Dahiru Musdapher

South West

CJN bemoans Executive intrusion in the Judiciary


February 09, 2012

The Chief Justice of Nigeria, Dahiru Musdapher, has called for a new judicial code of ethics that would reflect current realities and challenges to tackle judicial corruption in the country, in order to ensure that “judges and the judicial system remain politically neutral and rise up to safeguard our fledgling democracy,” and to “immunize the entire judicial system against all identified iniquities.”

“Metaphorically a corrupt judge has been described as more harmful to the society than a man who runs amok with a dagger in a crowded street. The latter as you know can be restrained physically. But the former deliberately destroys the moral foundation of society and causes incalculable distress to individuals while still answering ‘honourable’,” he said.

Justice Musdapher said this on Thursday at the media roundtable on promoting ethics and integrity at the magistrate courts held at the Ikeja Airport Hotel, Lagos and organized by the Socio-Economic Rights and Accountability Project (SERAP) in collaboration with the Royal Netherlands Embassy.

Justice Musdapher, represented by the Chief Registrar of the Supreme Court of Nigeria, Sunday Olorundahunsi, presented a keynote address titled: Promoting Magistrate Court Ethics, Integrity and Improving Citizens’ Access to Justice.

“Taking steps against corruption in the justice system should be a first step in dealing with corruption in society as a whole,” he said.

The CJN noted that there is dissatisfaction with the performance of the Judiciary in the country but bemoaned the control that the Executive Arm of government has over the Judiciary.

“The plight of state judiciaries is compounded by the fact that in spite of the best efforts of the NJC, the process of appointment and removal of judges/security of tenure is the subject of political discretion,” he said.

Mr. Musdapher also blamed this development on the judges.

“It is regrettable that some state chief executives treat the judiciary as an appendage of the executive arm.

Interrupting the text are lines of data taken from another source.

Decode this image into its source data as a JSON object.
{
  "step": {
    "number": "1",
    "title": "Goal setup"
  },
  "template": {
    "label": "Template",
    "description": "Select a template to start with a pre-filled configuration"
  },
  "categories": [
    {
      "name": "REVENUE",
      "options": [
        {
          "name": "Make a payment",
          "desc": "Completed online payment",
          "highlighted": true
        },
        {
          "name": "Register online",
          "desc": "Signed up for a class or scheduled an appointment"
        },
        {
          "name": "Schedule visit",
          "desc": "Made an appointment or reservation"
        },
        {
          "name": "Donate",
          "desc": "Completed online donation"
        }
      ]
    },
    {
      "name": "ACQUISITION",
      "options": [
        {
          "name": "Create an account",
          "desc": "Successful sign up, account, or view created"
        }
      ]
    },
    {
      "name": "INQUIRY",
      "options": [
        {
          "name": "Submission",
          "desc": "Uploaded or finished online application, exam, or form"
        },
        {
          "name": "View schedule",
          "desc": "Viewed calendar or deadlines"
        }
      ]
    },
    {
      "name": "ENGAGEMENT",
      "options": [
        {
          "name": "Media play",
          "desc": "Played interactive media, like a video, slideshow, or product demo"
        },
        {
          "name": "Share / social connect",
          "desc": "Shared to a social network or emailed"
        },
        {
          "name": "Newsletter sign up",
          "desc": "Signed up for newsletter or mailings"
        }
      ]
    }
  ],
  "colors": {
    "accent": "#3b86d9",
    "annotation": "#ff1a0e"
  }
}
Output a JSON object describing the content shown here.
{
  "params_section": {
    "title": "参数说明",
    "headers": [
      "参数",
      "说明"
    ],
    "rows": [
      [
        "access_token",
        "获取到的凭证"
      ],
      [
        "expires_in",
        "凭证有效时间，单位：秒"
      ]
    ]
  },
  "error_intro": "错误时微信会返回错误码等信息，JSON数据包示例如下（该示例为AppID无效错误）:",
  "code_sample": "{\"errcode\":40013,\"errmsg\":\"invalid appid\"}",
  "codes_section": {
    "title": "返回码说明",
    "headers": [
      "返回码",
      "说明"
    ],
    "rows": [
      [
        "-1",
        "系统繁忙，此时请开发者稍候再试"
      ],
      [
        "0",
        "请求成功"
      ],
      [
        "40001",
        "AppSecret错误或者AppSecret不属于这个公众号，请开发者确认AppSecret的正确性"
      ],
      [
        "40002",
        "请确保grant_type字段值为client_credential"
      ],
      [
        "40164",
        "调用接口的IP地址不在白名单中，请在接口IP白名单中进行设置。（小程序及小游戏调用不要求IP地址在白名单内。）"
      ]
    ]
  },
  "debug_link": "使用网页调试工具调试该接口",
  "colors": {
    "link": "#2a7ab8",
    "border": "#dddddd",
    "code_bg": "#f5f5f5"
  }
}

While it is true that, in some cases, this is self-inflicted (because of the way some judges conduct themselves), it does not invariably follow that a distinct arm of government should, because of the action of a few, be treated in a manner that compromises its independence and its integrity,” he added.

The CJN says that in an effort to increase transparency in the Judiciary, some of the actions taken under his leadership include working with Transparency International, an international organisation concerned with urging the reduction of corruption across countries.

“My office has worked to introduce a number of procedural changes that enhance transparency. In fact in that regard we have invited Transparency International, TI to oblige us its time-honoured experience and expertise in providing voluntary technical support/assistance to the Nigerian Judiciary.”